I'm in the back of the hall typing away as the crowd presses in with sweat and energy. My pants vibrate in time with the music. The songs stop as Courtney interrogates the audience regarding a suspicious gathering of humans in the middle of the floor; "Did a Mosh Pit just break out? F*u*c*k*e*r*s! Go ask your Dad's about it!". Maybe she doesn't realize those Moms and Dads are here tonight, but too worried about the insurance claim to risk breaking an arm.
45 minutes in, Courtney Love tells us she's sent flowers to Pearl Jam for their Wrigley Field show tomorrow night, and revels in how a small life goal just got fulfilled with that novelty. Sneaking a fast drag off a cigarette she goes full diesel back into the set with her electric energy band. The cavalier attitude cuts raw against the controlled craft of reunion bands and aging stars. She has plenty at risk with a return tour, and has owned the moment by owning her own fear failure. And such is the mark of any confident artist that has become intimate with the big F. Courtney Love is a rock star that knows the world she's performing in, and has the experience to run the game at full tilt.
Cellphones long ago replaced lighters as the icon of approval for a concert show, and if you can measure success from the Instagram and Twitter backdrops and clogged network connections this audience has resoundingly voiced their approval of a performer that may never escape her history, but now doesn't have to...because its just another battle scar of pride where the best days are still ahead. The songs and tempos change from piece to piece, but the energy on stage clearly sustains through the night. This is a band fit enough to rock all night long, and this is a crowd ready and willing.

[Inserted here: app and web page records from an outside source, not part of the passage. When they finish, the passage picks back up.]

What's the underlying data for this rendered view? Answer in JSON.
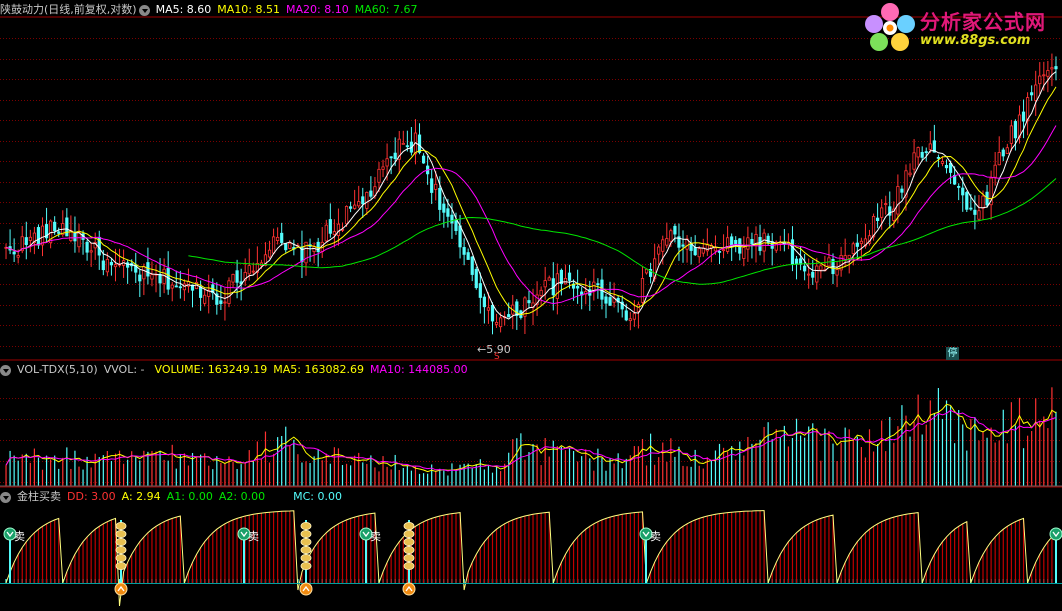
{
  "main_header": {
    "title": "陕鼓动力(日线,前复权,对数)",
    "ma5": "MA5: 8.60",
    "ma10": "MA10: 8.51",
    "ma20": "MA20: 8.10",
    "ma60": "MA60: 7.67"
  },
  "logo": {
    "line1": "分析家公式网",
    "line2": "www.88gs.com"
  },
  "low_label": "5.90",
  "stop_badge": "停",
  "vol_header": {
    "name": "VOL-TDX(5,10)",
    "vvol": "VVOL: -",
    "volume": "VOLUME: 163249.19",
    "ma5": "MA5: 163082.69",
    "ma10": "MA10: 144085.00"
  },
  "ind_header": {
    "name": "金柱买卖",
    "dd": "DD: 3.00",
    "a": "A: 2.94",
    "a1": "A1: 0.00",
    "a2": "A2: 0.00",
    "mc": "MC: 0.00"
  },
  "sell_label": "卖",
  "colors": {
    "up": "#ff3232",
    "down": "#54fcfc",
    "ma5": "#ffffff",
    "ma10": "#ffff00",
    "ma20": "#ff00ff",
    "ma60": "#00e600",
    "grid": "#7a0000",
    "ind_bar": "#c00000",
    "ind_line": "#ffff80",
    "mc": "#54fcfc"
  },
  "chart_data": [
    {
      "type": "candlestick",
      "title": "陕鼓动力(日线,前复权,对数)",
      "ylim": [
        5.6,
        10.0
      ],
      "annotations": [
        {
          "label": "5.90",
          "type": "low"
        }
      ],
      "series": [
        {
          "name": "MA5",
          "last": 8.6
        },
        {
          "name": "MA10",
          "last": 8.51
        },
        {
          "name": "MA20",
          "last": 8.1
        },
        {
          "name": "MA60",
          "last": 7.67
        }
      ],
      "close_path": [
        6.7,
        6.8,
        6.9,
        7.0,
        6.9,
        6.7,
        6.5,
        6.5,
        6.4,
        6.4,
        6.3,
        6.3,
        6.2,
        6.4,
        6.6,
        6.8,
        6.7,
        6.7,
        6.9,
        7.1,
        7.3,
        7.6,
        8.0,
        8.1,
        7.5,
        7.0,
        6.5,
        6.1,
        5.95,
        6.1,
        6.3,
        6.35,
        6.3,
        6.3,
        6.2,
        6.0,
        6.4,
        6.9,
        6.8,
        6.7,
        6.75,
        6.75,
        6.85,
        6.8,
        6.7,
        6.4,
        6.5,
        6.6,
        6.8,
        7.1,
        7.3,
        7.9,
        8.1,
        7.7,
        7.2,
        7.3,
        8.0,
        8.4,
        9.0,
        9.3
      ]
    },
    {
      "type": "bar",
      "title": "VOL-TDX(5,10)",
      "series": [
        {
          "name": "VOLUME",
          "last": 163249.19
        },
        {
          "name": "MA5",
          "last": 163082.69
        },
        {
          "name": "MA10",
          "last": 144085.0
        }
      ],
      "level_path": [
        0.35,
        0.3,
        0.3,
        0.35,
        0.25,
        0.3,
        0.3,
        0.35,
        0.4,
        0.3,
        0.3,
        0.3,
        0.35,
        0.45,
        0.5,
        0.45,
        0.4,
        0.3,
        0.3,
        0.25,
        0.25,
        0.2,
        0.2,
        0.2,
        0.25,
        0.3,
        0.45,
        0.4,
        0.35,
        0.35,
        0.3,
        0.3,
        0.4,
        0.45,
        0.35,
        0.3,
        0.35,
        0.45,
        0.5,
        0.55,
        0.55,
        0.5,
        0.5,
        0.5,
        0.6,
        0.65,
        0.75,
        0.8,
        0.7,
        0.6,
        0.65,
        0.7,
        0.75,
        0.85
      ]
    },
    {
      "type": "bar",
      "title": "金柱买卖",
      "series": [
        {
          "name": "DD",
          "last": 3.0
        },
        {
          "name": "A",
          "last": 2.94
        },
        {
          "name": "A1",
          "last": 0.0
        },
        {
          "name": "A2",
          "last": 0.0
        },
        {
          "name": "MC",
          "last": 0.0
        }
      ],
      "signals": [
        {
          "label": "卖",
          "type": "sell"
        },
        {
          "label": "卖",
          "type": "sell"
        },
        {
          "label": "卖",
          "type": "sell"
        },
        {
          "label": "卖",
          "type": "sell"
        },
        {
          "label": "卖",
          "type": "sell"
        }
      ]
    }
  ]
}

As a man it's easy to forget how few strong rocking women there were in grunge, like most things it was male dominated, and we took it for granted. A second look over the crowd forces reflection on those teen preconceptions regarding gender and rock. Clearly a whole generation of women have always seen her differently than just Kurt Cobain's wife. To the women in this room tonight Courtney Love is a survivor, a Phoenix triumphant. And to a more open minded and younger generation of men she's an undeniable powerhouse and their best touchstone to an era when music was still discovered in a city instead of created in a focus group.
Whether we know it or not Courtney Love is a new champion of an old era and fully ready to carry the torch forward into our current decade that still hasn't found its feet and all too willing to reach into a self-referential past for some sense of guidance.
Flowers just landed on stage. Posies. The wall of sound continues and Courtney Love looks like she just took the stage. Never mind we're over an hour into the performance with smoke breaks. A stranger would think the show just started. The night ends on a second encore with Doll Parts. The room has thinned to fair weather fans and those looking for a cheap hookup.
Tonight was a stellar show from a performer who has learned her lessons the hard way, but still knows how to give and present a fun way of life. STARRED should benefit greatly from touring with someone like Courtney Love, and if tonight stands emblematic for days to come, I welcome this resurgent of our Grunge Queen.